I just received this comment from a reader of an earlier post about blastomycosis:

What should be done if a person was bit by a dog with blasto?  I was trying to pill a dog who has blasto and the dog just out of reflex shut her mouth on my finger.  What are the chances of the blasto being transmitted to me?

It’s a reasonable question and one that I get periodically. If the bite didn’t break the skin, the risk is essential nil.  If the bite broke the skin, the risk is still fairly low, but certainly not zero.

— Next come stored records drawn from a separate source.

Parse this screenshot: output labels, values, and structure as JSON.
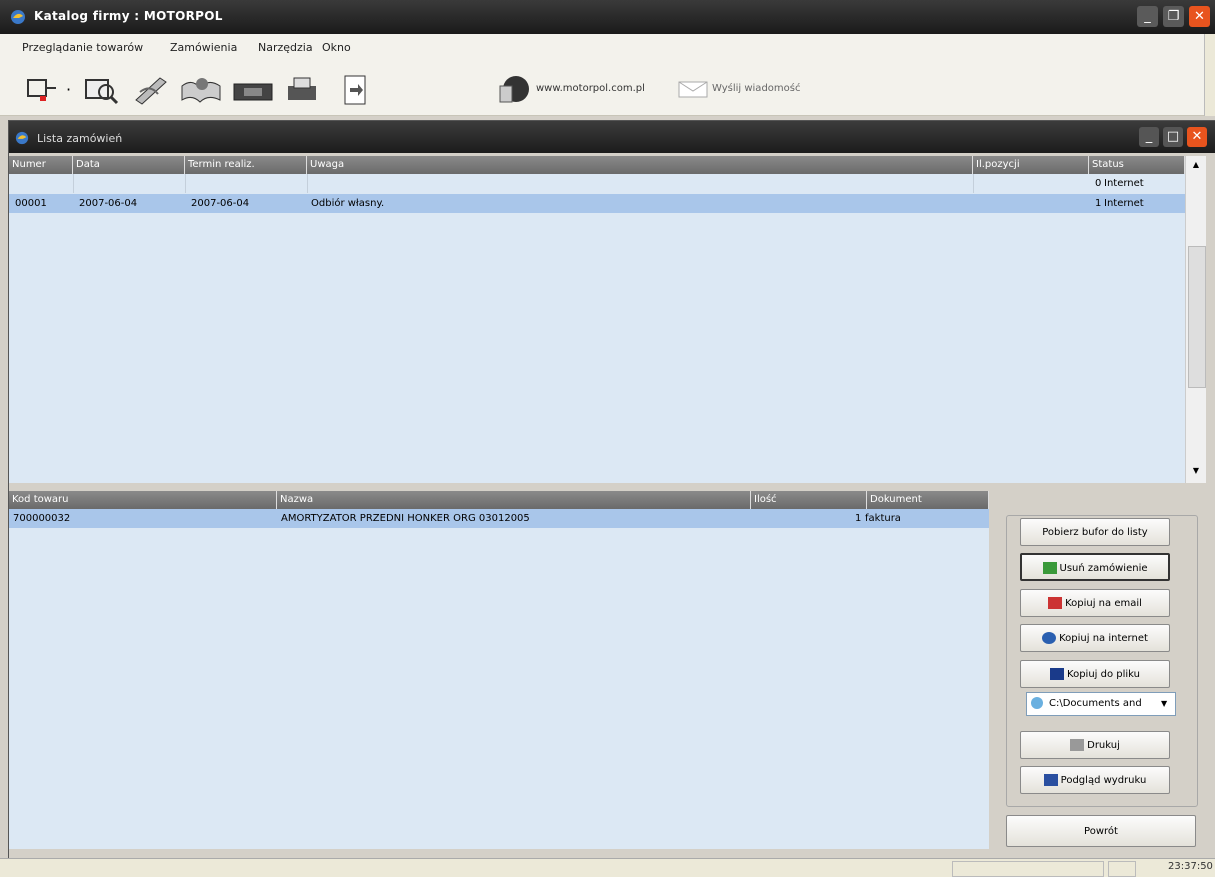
{
  "app": {
    "title": "Katalog firmy : MOTORPOL"
  },
  "menu": [
    "Przeglądanie towarów",
    "Zamówienia",
    "Narzędzia",
    "Okno"
  ],
  "toolbar": {
    "website": "www.motorpol.com.pl",
    "send_message": "Wyślij wiadomość"
  },
  "child": {
    "title": "Lista zamówień"
  },
  "orders": {
    "columns": [
      "Numer",
      "Data",
      "Termin realiz.",
      "Uwaga",
      "Il.pozycji",
      "Status"
    ],
    "rows": [
      {
        "numer": "",
        "data": "",
        "termin": "",
        "uwaga": "",
        "ilosc": "0",
        "status": "Internet"
      },
      {
        "numer": "00001",
        "data": "2007-06-04",
        "termin": "2007-06-04",
        "uwaga": "Odbiór własny.",
        "ilosc": "1",
        "status": "Internet"
      }
    ]
  },
  "items": {
    "columns": [
      "Kod towaru",
      "Nazwa",
      "Ilość",
      "Dokument"
    ],
    "rows": [
      {
        "kod": "700000032",
        "nazwa": "AMORTYZATOR PRZEDNI HONKER ORG 03012005",
        "ilosc": "1",
        "dokument": "faktura"
      }
    ]
  },
  "buttons": {
    "fetch_buffer": "Pobierz bufor do listy",
    "delete_order": "Usuń zamówienie",
    "copy_email": "Kopiuj na email",
    "copy_internet": "Kopiuj na internet",
    "copy_file": "Kopiuj do pliku",
    "path_value": "C:\\Documents and",
    "print": "Drukuj",
    "print_preview": "Podgląd wydruku",
    "back": "Powrót"
  },
  "status": {
    "clock": "23:37:50"
  },
  "colors": {
    "accent": "#e8541e",
    "selection": "#a9c6ea",
    "grid_bg": "#dce8f4"
  }
}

Simple contact with an infected dog cannot result in transmission of blastomycosis because Blastomyces is a dimorphic fungus, meaning it can take the form of either a mold or a yeast.  The highly infectious mold form is found in soil at ambient temperatures, while the minimally transmissible yeast form is present in the body of an infected animal or person. However, bites can be a different story. A bite from a dog with advanced pulmonary blastomycosis (e.g. fungal pneumonia due to Blastomyces) can result in localized blastomycosis at the site of the bite (e.g. only the person’s finger might get infected).

Considering the dog in this case was already being treated for the infection (and therefore hopefully was not shedding much of the fungus), and that there are very few reports of bite-associated blastomycosis, the risk is probably quite low. However, any bite that breaks the skin can result in infection from the multitude of bacteria in an animal’s mouth. Any bite on the hand should be taken seriously because it’s easy for sensitive structures like joints and tendon sheaths to become infected.  Consulting your physician or getting medical attention is recommended.

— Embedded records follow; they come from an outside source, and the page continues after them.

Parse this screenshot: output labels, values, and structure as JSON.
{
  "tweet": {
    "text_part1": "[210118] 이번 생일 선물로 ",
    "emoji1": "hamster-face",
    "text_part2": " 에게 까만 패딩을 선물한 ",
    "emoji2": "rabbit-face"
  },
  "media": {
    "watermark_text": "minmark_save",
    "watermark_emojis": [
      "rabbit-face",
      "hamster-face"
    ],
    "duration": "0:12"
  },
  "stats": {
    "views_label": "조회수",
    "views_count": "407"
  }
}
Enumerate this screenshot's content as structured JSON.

More details about general issues regarding animal bites are available in our bites archives.  Relevant information is also available in the Cat Bites information sheet on the Worms & Germs Resources page.

Photo: Light micrograph of the budding yeast form of a fungus.